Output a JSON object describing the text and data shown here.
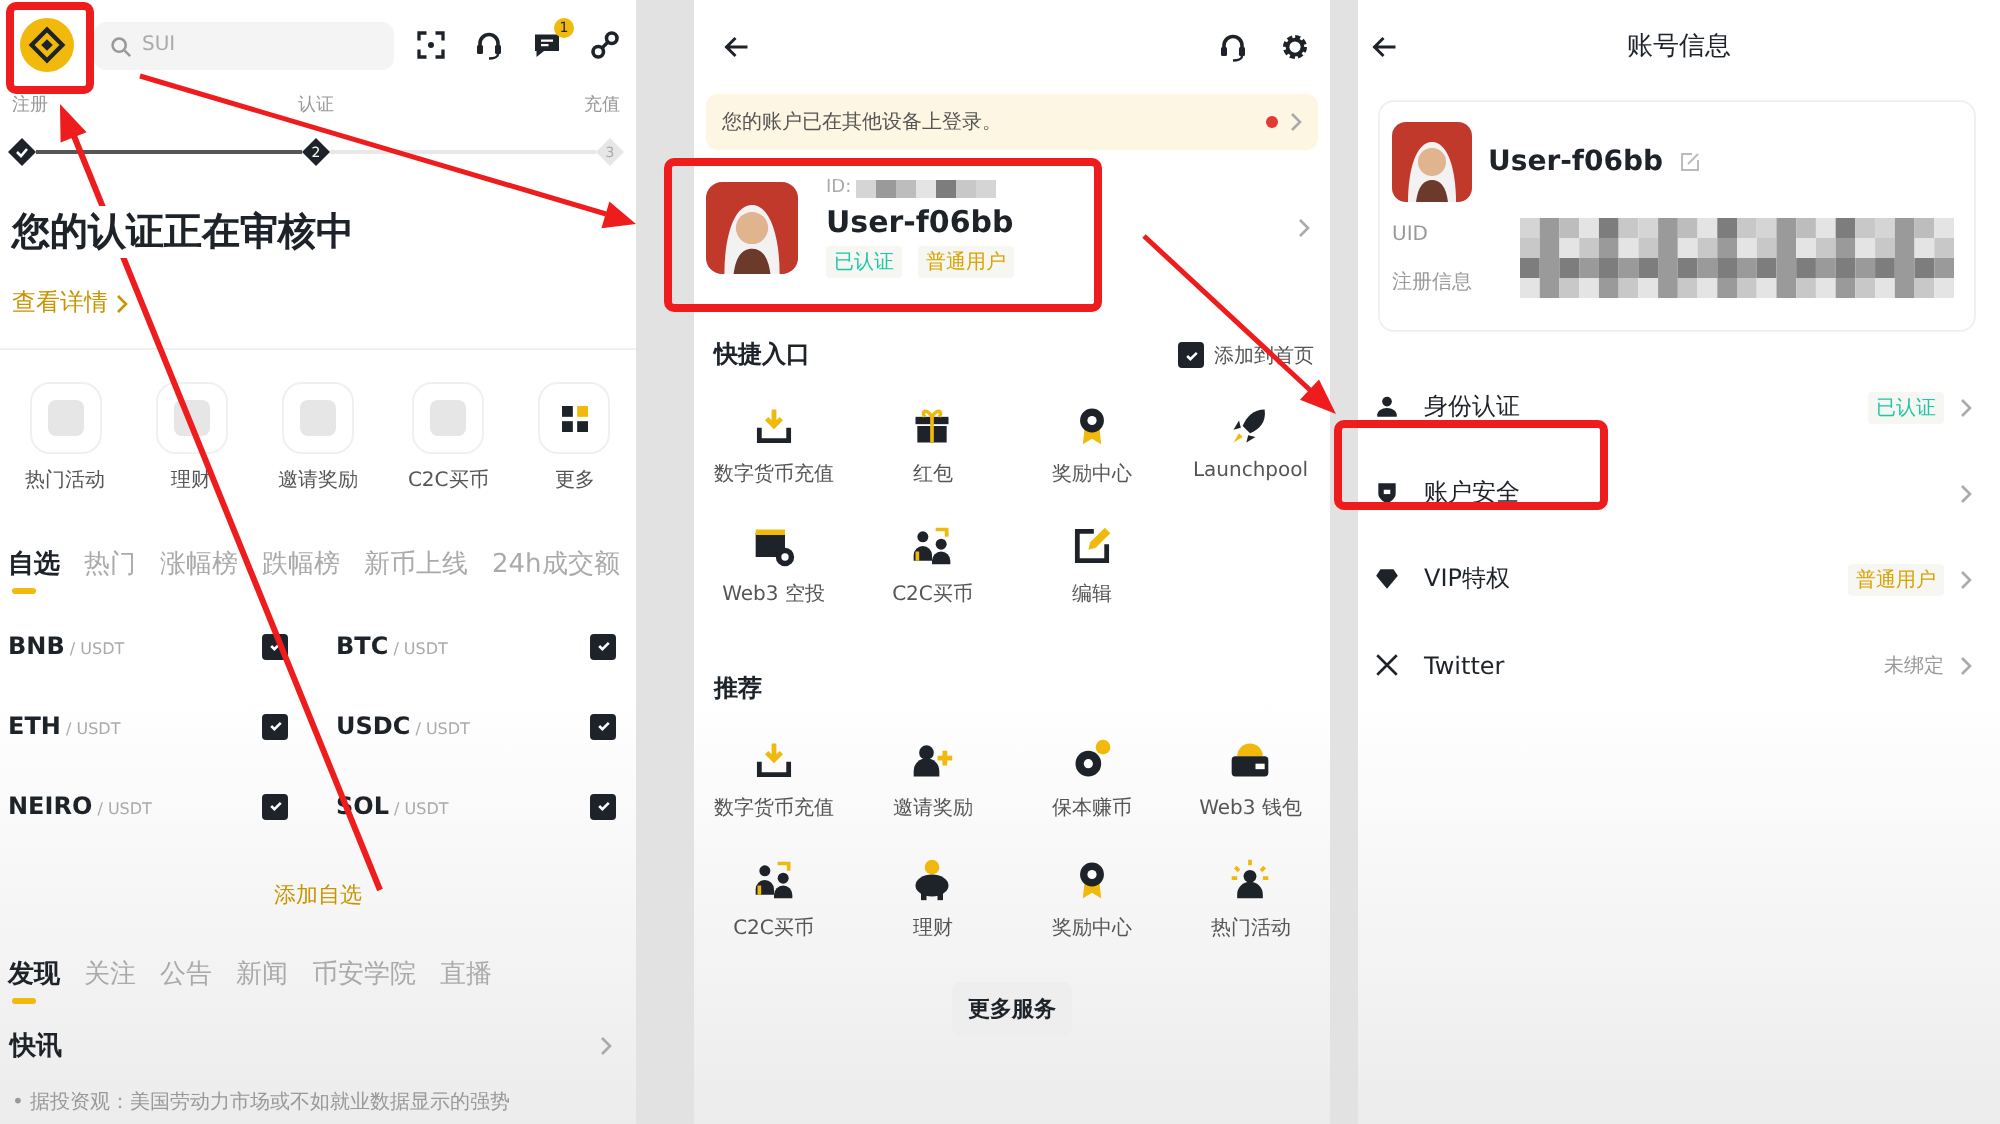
{
  "home": {
    "search": {
      "placeholder": "SUI"
    },
    "notification_count": "1",
    "steps": [
      {
        "label": "注册",
        "done": true
      },
      {
        "label": "认证",
        "done": true,
        "number": "2"
      },
      {
        "label": "充值",
        "done": false,
        "number": "3"
      }
    ],
    "heading": "您的认证正在审核中",
    "details_link": "查看详情",
    "shortcuts": [
      {
        "label": "热门活动",
        "kind": "placeholder"
      },
      {
        "label": "理财",
        "kind": "placeholder"
      },
      {
        "label": "邀请奖励",
        "kind": "placeholder"
      },
      {
        "label": "C2C买币",
        "kind": "placeholder"
      },
      {
        "label": "更多",
        "kind": "more"
      }
    ],
    "market_tabs": [
      {
        "label": "自选",
        "selected": true
      },
      {
        "label": "热门",
        "selected": false
      },
      {
        "label": "涨幅榜",
        "selected": false
      },
      {
        "label": "跌幅榜",
        "selected": false
      },
      {
        "label": "新币上线",
        "selected": false
      },
      {
        "label": "24h成交额",
        "selected": false
      }
    ],
    "watchlist": [
      {
        "base": "BNB",
        "quote": "/ USDT",
        "checked": true
      },
      {
        "base": "BTC",
        "quote": "/ USDT",
        "checked": true
      },
      {
        "base": "ETH",
        "quote": "/ USDT",
        "checked": true
      },
      {
        "base": "USDC",
        "quote": "/ USDT",
        "checked": true
      },
      {
        "base": "NEIRO",
        "quote": "/ USDT",
        "checked": true
      },
      {
        "base": "SOL",
        "quote": "/ USDT",
        "checked": true
      }
    ],
    "add_button": "添加自选",
    "feed_tabs": [
      {
        "label": "发现",
        "selected": true
      },
      {
        "label": "关注",
        "selected": false
      },
      {
        "label": "公告",
        "selected": false
      },
      {
        "label": "新闻",
        "selected": false
      },
      {
        "label": "币安学院",
        "selected": false
      },
      {
        "label": "直播",
        "selected": false
      }
    ],
    "flash_title": "快讯",
    "news": "• 据投资观：美国劳动力市场或不如就业数据显示的强势"
  },
  "account_menu": {
    "banner": "您的账户已在其他设备上登录。",
    "profile": {
      "id_label": "ID:",
      "name": "User-f06bb",
      "tags": [
        {
          "label": "已认证",
          "color": "#1fc7a6"
        },
        {
          "label": "普通用户",
          "color": "#d9a400"
        }
      ]
    },
    "quick_title": "快捷入口",
    "add_to_home": {
      "label": "添加到首页",
      "checked": true
    },
    "quick_items": [
      {
        "label": "数字货币充值",
        "kind": "deposit"
      },
      {
        "label": "红包",
        "kind": "gift"
      },
      {
        "label": "奖励中心",
        "kind": "medal"
      },
      {
        "label": "Launchpool",
        "kind": "rocket"
      },
      {
        "label": "Web3 空投",
        "kind": "airdrop"
      },
      {
        "label": "C2C买币",
        "kind": "c2c"
      },
      {
        "label": "编辑",
        "kind": "edit"
      }
    ],
    "recommend_title": "推荐",
    "recommend_items": [
      {
        "label": "数字货币充值",
        "kind": "deposit"
      },
      {
        "label": "邀请奖励",
        "kind": "invite"
      },
      {
        "label": "保本赚币",
        "kind": "earn"
      },
      {
        "label": "Web3 钱包",
        "kind": "wallet"
      },
      {
        "label": "C2C买币",
        "kind": "c2c"
      },
      {
        "label": "理财",
        "kind": "piggy"
      },
      {
        "label": "奖励中心",
        "kind": "medal"
      },
      {
        "label": "热门活动",
        "kind": "event"
      }
    ],
    "more_button": "更多服务"
  },
  "account_info": {
    "title": "账号信息",
    "name": "User-f06bb",
    "fields": [
      "UID",
      "注册信息"
    ],
    "rows": [
      {
        "label": "身份认证",
        "kind": "person",
        "value": "已认证",
        "color": "#1fc7a6"
      },
      {
        "label": "账户安全",
        "kind": "shield"
      },
      {
        "label": "VIP特权",
        "kind": "vip",
        "value": "普通用户",
        "color": "#d9a400"
      },
      {
        "label": "Twitter",
        "kind": "x",
        "value": "未绑定"
      }
    ]
  }
}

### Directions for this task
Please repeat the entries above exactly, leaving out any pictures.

### Answer
Output a JSON object describing the text and data shown here.
{
  "home": {
    "search": {
      "placeholder": "SUI"
    },
    "notification_count": "1",
    "steps": [
      {
        "label": "注册",
        "done": true
      },
      {
        "label": "认证",
        "done": true,
        "number": "2"
      },
      {
        "label": "充值",
        "done": false,
        "number": "3"
      }
    ],
    "heading": "您的认证正在审核中",
    "details_link": "查看详情",
    "shortcuts": [
      {
        "label": "热门活动",
        "kind": "placeholder"
      },
      {
        "label": "理财",
        "kind": "placeholder"
      },
      {
        "label": "邀请奖励",
        "kind": "placeholder"
      },
      {
        "label": "C2C买币",
        "kind": "placeholder"
      },
      {
        "label": "更多",
        "kind": "more"
      }
    ],
    "market_tabs": [
      {
        "label": "自选",
        "selected": true
      },
      {
        "label": "热门",
        "selected": false
      },
      {
        "label": "涨幅榜",
        "selected": false
      },
      {
        "label": "跌幅榜",
        "selected": false
      },
      {
        "label": "新币上线",
        "selected": false
      },
      {
        "label": "24h成交额",
        "selected": false
      }
    ],
    "watchlist": [
      {
        "base": "BNB",
        "quote": "/ USDT",
        "checked": true
      },
      {
        "base": "BTC",
        "quote": "/ USDT",
        "checked": true
      },
      {
        "base": "ETH",
        "quote": "/ USDT",
        "checked": true
      },
      {
        "base": "USDC",
        "quote": "/ USDT",
        "checked": true
      },
      {
        "base": "NEIRO",
        "quote": "/ USDT",
        "checked": true
      },
      {
        "base": "SOL",
        "quote": "/ USDT",
        "checked": true
      }
    ],
    "add_button": "添加自选",
    "feed_tabs": [
      {
        "label": "发现",
        "selected": true
      },
      {
        "label": "关注",
        "selected": false
      },
      {
        "label": "公告",
        "selected": false
      },
      {
        "label": "新闻",
        "selected": false
      },
      {
        "label": "币安学院",
        "selected": false
      },
      {
        "label": "直播",
        "selected": false
      }
    ],
    "flash_title": "快讯",
    "news": "• 据投资观：美国劳动力市场或不如就业数据显示的强势"
  },
  "account_menu": {
    "banner": "您的账户已在其他设备上登录。",
    "profile": {
      "id_label": "ID:",
      "name": "User-f06bb",
      "tags": [
        {
          "label": "已认证",
          "color": "#1fc7a6"
        },
        {
          "label": "普通用户",
          "color": "#d9a400"
        }
      ]
    },
    "quick_title": "快捷入口",
    "add_to_home": {
      "label": "添加到首页",
      "checked": true
    },
    "quick_items": [
      {
        "label": "数字货币充值",
        "kind": "deposit"
      },
      {
        "label": "红包",
        "kind": "gift"
      },
      {
        "label": "奖励中心",
        "kind": "medal"
      },
      {
        "label": "Launchpool",
        "kind": "rocket"
      },
      {
        "label": "Web3 空投",
        "kind": "airdrop"
      },
      {
        "label": "C2C买币",
        "kind": "c2c"
      },
      {
        "label": "编辑",
        "kind": "edit"
      }
    ],
    "recommend_title": "推荐",
    "recommend_items": [
      {
        "label": "数字货币充值",
        "kind": "deposit"
      },
      {
        "label": "邀请奖励",
        "kind": "invite"
      },
      {
        "label": "保本赚币",
        "kind": "earn"
      },
      {
        "label": "Web3 钱包",
        "kind": "wallet"
      },
      {
        "label": "C2C买币",
        "kind": "c2c"
      },
      {
        "label": "理财",
        "kind": "piggy"
      },
      {
        "label": "奖励中心",
        "kind": "medal"
      },
      {
        "label": "热门活动",
        "kind": "event"
      }
    ],
    "more_button": "更多服务"
  },
  "account_info": {
    "title": "账号信息",
    "name": "User-f06bb",
    "fields": [
      "UID",
      "注册信息"
    ],
    "rows": [
      {
        "label": "身份认证",
        "kind": "person",
        "value": "已认证",
        "color": "#1fc7a6"
      },
      {
        "label": "账户安全",
        "kind": "shield"
      },
      {
        "label": "VIP特权",
        "kind": "vip",
        "value": "普通用户",
        "color": "#d9a400"
      },
      {
        "label": "Twitter",
        "kind": "x",
        "value": "未绑定"
      }
    ]
  }
}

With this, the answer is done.